Second wave

Extremely connected with the Eastern sector, Sécurité Civile also had to deal with the first interventions in the Paris region. These transfers, which begun on March 29th, have helped to relieve congestion in certain Parisian hospitals, to those in the Tourangelle and Indre-et-Loire regions. As with previous COVID missions, procedures remain strict during flights, including suitable equipment for the crews (waterproof gowns, masks…) even when they are returning from missions. Some units have reinforced their measures, such as Dragon 20 based in Ajaccio, which has installed plastic protection to isolate the cockpit from the cargo, thus helping to limit the risks of contamination during COVID-19 transfers. The disinfection protocol for both crews and machines is particularly strict and can take several minutes.


Despite a spike in the epidemic, which does not seem to have reached a peak point according to the authorities, the Dragon 75 site at Issy Les Moulineaux could nevertheless accommodate new machines. “But nothing is set in stone,” said the spokesman. The daily management of helicopters is being carried out by the SAMU, according to the needs and regions, but also based on the availability of an aircraft, whether it’s operated by the Sécurité Civile, the SAMU, the ALAT – Light Aviation Army, or the Air Force. In order to plan flights, the Sécurité Civile staff and the different heliborne units, such as: the SAMU, the Army, and recently the Air Force, should evaluate and determine the different hypotheses concerning the distribution of helicopters, along with the possible reinforcements needed at certain locations throughout the hexagon, according to the spread of the virus.
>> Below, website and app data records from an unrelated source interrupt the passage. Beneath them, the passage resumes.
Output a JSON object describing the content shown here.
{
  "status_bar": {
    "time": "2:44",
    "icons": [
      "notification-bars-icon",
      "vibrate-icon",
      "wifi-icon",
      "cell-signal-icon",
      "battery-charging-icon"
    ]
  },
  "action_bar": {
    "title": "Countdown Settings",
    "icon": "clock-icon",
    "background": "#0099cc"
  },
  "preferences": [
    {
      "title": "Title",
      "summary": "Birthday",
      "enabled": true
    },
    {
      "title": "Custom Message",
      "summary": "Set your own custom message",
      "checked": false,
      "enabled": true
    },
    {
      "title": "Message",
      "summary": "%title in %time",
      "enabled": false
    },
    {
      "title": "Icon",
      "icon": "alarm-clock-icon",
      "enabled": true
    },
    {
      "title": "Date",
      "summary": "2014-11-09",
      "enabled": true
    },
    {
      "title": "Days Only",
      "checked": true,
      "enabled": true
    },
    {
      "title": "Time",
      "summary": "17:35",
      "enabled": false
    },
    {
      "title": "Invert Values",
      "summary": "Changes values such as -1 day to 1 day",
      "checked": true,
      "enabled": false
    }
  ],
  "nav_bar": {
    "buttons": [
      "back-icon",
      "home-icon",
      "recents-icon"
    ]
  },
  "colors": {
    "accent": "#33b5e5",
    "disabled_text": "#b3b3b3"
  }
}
The Dragons recorded their 100th mission on March 29th, proving their effectiveness. And, the number of operations of this type, across the across the territory, has not weakened. According to the Sécurité Civile spokesman, an average of eight to twelve flights a day are now conducted for patients suffering from COVID-19 throughout the territory. In total, more than 180 hours have been logged in the last 15 days for this mission alone. And, the pace of crews is not slowing down. In fact, the staff says, they have to “readjust the workload of the crews and maintenance mechanics according to their needs.” For the moment, according to the spokesman of the entity, “The objective is to last throughout the period, and maintain our crews’ condition, in order to preserve them as long as possible.” An objective that we hope will be sustainable, as we cannot forget those hidden units during the daily national applause to say thank you.

©Sécurité Civile